2. September 19th also happens to be the birthday of the ex-wife of the holiday's co-creator.

“[September 19th was] the only date we could readily recall that wasn’t already taken up with Christmas or the Super Bowl or something,” the pair later claimed. Summers claims to harbor no ill will toward his former spouse, who has since stated, “I’ve never been prouder to be his ex-wife!

3. Pulitzer Prize-winning humorist Dave Barry is largely responsible for popularizing the holiday.

Dave Barry was so smitten with the holiday after having been introduced to it via email in early 2002 that he dedicated an entire column to its publicity that September, turning an inside joke into a global sensation. He later went on to make a cameo appearance in one of Baur and Summers’s buccaneer-themed music videos in 2011 (look for him in the video above at the 3:25 mark).

4. Real pirates spoke in a wide variety of dialects.

Despite some extensive “English-to-Pirate” dictionaries that have cropped up all over the Internet the idea that all pirates shared a common accent regardless of national origin is historically absurd, as National Geographic pointed out in 2011.

5. Actor Robert Newton is hailed as the "patron saint" of Talk Like a Pirate Day.

So where did the modern “pirate dialect” come from? Summers and Baur credit actor Robert Newton's performance in Treasure Island (1950) and have accordingly dubbed him the “patron saint” of their holiday. Tasked with breathing life into the scheming buccaneer, Newton simply exaggerated his native West Country accent and the rest is history.

6. John Baur's family was featured on a pirate-themed episode of Wife Swap.

The reality show’s highly-anticipated 2006 season premiere pitted the Baurs (in full pillaging regalia) against a family which, according to John’s wife Tori (a.k.a. “Mad Sally”), “behaved as though ‘fun’ was something that had to be pre-packaged for their protection.”

7. John Baur was also on Jeopardy!

Baur was described to the audience as “a writer and pirate from Oregon” in his 2008 appearance. “I didn’t win,” Baur said, “but the introduction made Alex blink.”

8. International Talk Like a Pirate Day has become a cornerstone of the Pastafarian movement.
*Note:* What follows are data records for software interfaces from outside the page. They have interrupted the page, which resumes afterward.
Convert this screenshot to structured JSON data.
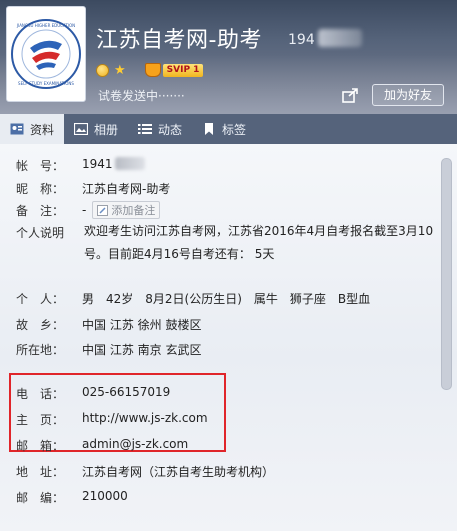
{
  "header": {
    "nickname": "江苏自考网-助考",
    "qq_number_visible": "194",
    "status_text": "试卷发送中·······",
    "vip_label": "SVIP 1",
    "add_friend_label": "加为好友",
    "avatar_text": "JIANGSU HIGHER EDUCATION SELF-STUDY EXAMINATIONS"
  },
  "tabs": [
    {
      "label": "资料",
      "icon": "profile-card-icon",
      "active": true
    },
    {
      "label": "相册",
      "icon": "photo-album-icon",
      "active": false
    },
    {
      "label": "动态",
      "icon": "feed-list-icon",
      "active": false
    },
    {
      "label": "标签",
      "icon": "bookmark-tag-icon",
      "active": false
    }
  ],
  "profile": {
    "account": {
      "label": "帐　号：",
      "value": "1941"
    },
    "nickname": {
      "label": "昵　称：",
      "value": "江苏自考网-助考"
    },
    "remark": {
      "label": "备　注：",
      "value": "-",
      "button": "添加备注"
    },
    "bio": {
      "label": "个人说明",
      "value": "欢迎考生访问江苏自考网，江苏省2016年4月自考报名截至3月10号。目前距4月16号自考还有： 5天"
    },
    "personal": {
      "label": "个　人：",
      "value": "男　42岁　8月2日(公历生日)　属牛　狮子座　B型血"
    },
    "hometown": {
      "label": "故　乡：",
      "value": "中国 江苏 徐州 鼓楼区"
    },
    "location": {
      "label": "所在地：",
      "value": "中国 江苏 南京 玄武区"
    },
    "phone": {
      "label": "电　话：",
      "value": "025-66157019"
    },
    "homepage": {
      "label": "主　页：",
      "value": "http://www.js-zk.com"
    },
    "email": {
      "label": "邮　箱：",
      "value": "admin@js-zk.com"
    },
    "address": {
      "label": "地　址：",
      "value": "江苏自考网（江苏自考生助考机构）"
    },
    "zipcode": {
      "label": "邮　编：",
      "value": "210000"
    }
  },
  "colors": {
    "header_bg": "#55637a",
    "tab_active_bg": "#e8ecf2",
    "highlight_border": "#e0252a"
  }
}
Bobby Henderson, founder of the Church of the Flying Spaghetti Monster, cited Earth’s dwindling pirate population as the clear source of global warming in his 2005 open letter to the Kansas school board which established the religion. Since then, Talk Like A Pirate Day has been observed by devout Pastafarians worldwide. 

9. A Florida mayor once ignited a local controversy for making an official Talk Like a Pirate Day proclamation.
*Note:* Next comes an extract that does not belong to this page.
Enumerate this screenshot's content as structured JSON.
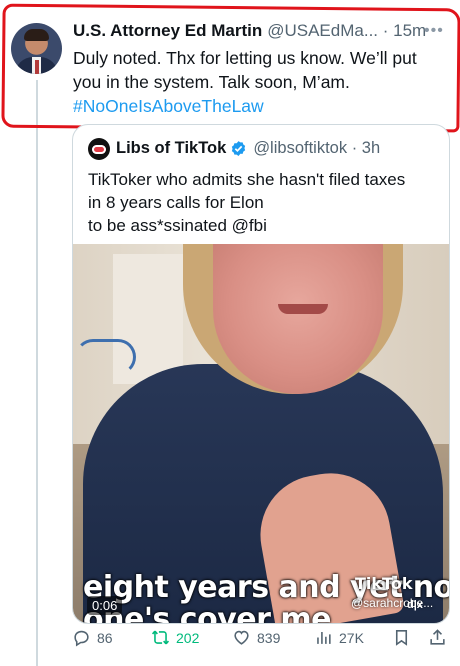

In 2012, Lake Worth, Florida Mayor Pam Triolo lightheartedly urged her constituents to embrace the holiday last year, writing, “The City … is known to possess a spirit of independence, high spirits, and swashbuckling, all traits of a good pirate.” Her actions were criticized by the city’s former commissioner, Jo-Ann Golden, who took offense to the association with murderous seamen.
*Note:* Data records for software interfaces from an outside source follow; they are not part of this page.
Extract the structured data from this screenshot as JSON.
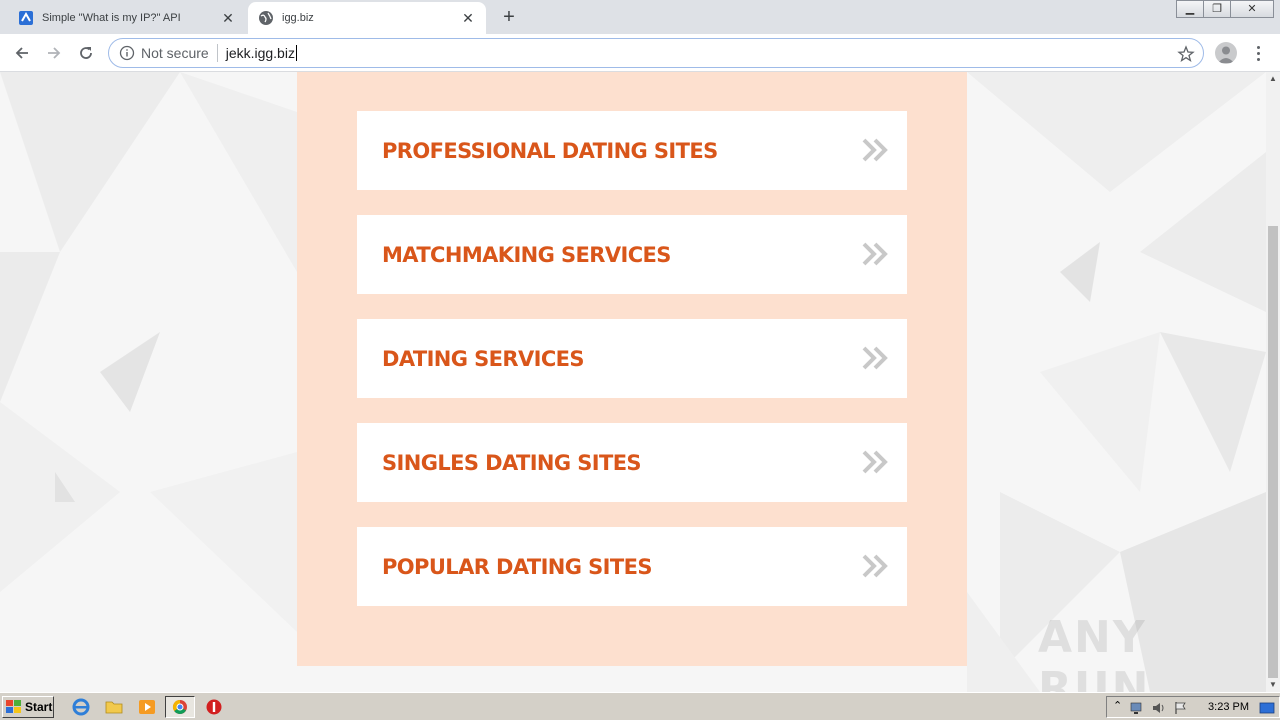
{
  "browser": {
    "tabs": [
      {
        "title": "Simple \"What is my IP?\" API",
        "active": false
      },
      {
        "title": "igg.biz",
        "active": true
      }
    ],
    "new_tab_label": "+",
    "address": {
      "security_label": "Not secure",
      "url": "jekk.igg.biz"
    }
  },
  "page": {
    "menu_items": [
      {
        "label": "PROFESSIONAL DATING SITES"
      },
      {
        "label": "MATCHMAKING SERVICES"
      },
      {
        "label": "DATING SERVICES"
      },
      {
        "label": "SINGLES DATING SITES"
      },
      {
        "label": "POPULAR DATING SITES"
      }
    ],
    "watermark": "ANY RUN"
  },
  "colors": {
    "panel_bg": "#fde0cf",
    "item_text": "#d9561a",
    "chevron": "#c8c8c8"
  },
  "taskbar": {
    "start_label": "Start",
    "clock": "3:23 PM"
  }
}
10. Day of the Ninja was created in response to Talk Like a Pirate Day.

Not to be outdone by their hated rivals, the pro-ninja community was quick to execute the first annual Day of the Ninja on December 5, 2002. For Summers and Baur’s take on the warring factions, see the clip above.

11. Astronauts once celebrated Talk Like a Pirate Day aboard the International Space Station.

In a 2012 interview, Summers recalled being “informed that the astronauts on the International Space Station were awakened to ‘A Pirate’s Life For Me' and joined in the pirate talk from space.”

12. President Obama once celebrated with a costumed buccaneer in the Oval Office.

In 2012, Barack Obama tweeted this image on Talk Like a Pirate Day with the caption “Arr you in?”

13. A congressman later used the holiday to slam President Obama's tax plan.

In 2011, Florida’s 12th congressional district representative Dennis Ross used the festivity as a political punchline after Obama made a speech detailing his tax plan, tweeting, “It is TALK like a pirate day … not ACT like one. Watch ye purses and bury yr loot, the taxman cometh.”

14. It's an official holiday in the state of Michigan.

On June 4, 2013, state senator Roger Kahn’s proposal to grant International Talk Like A Pirate Day official acknowledgement from the Michigan government was formally adopted, to the chagrin of some dissenting landlubbers. 

This story originally ran in 2013.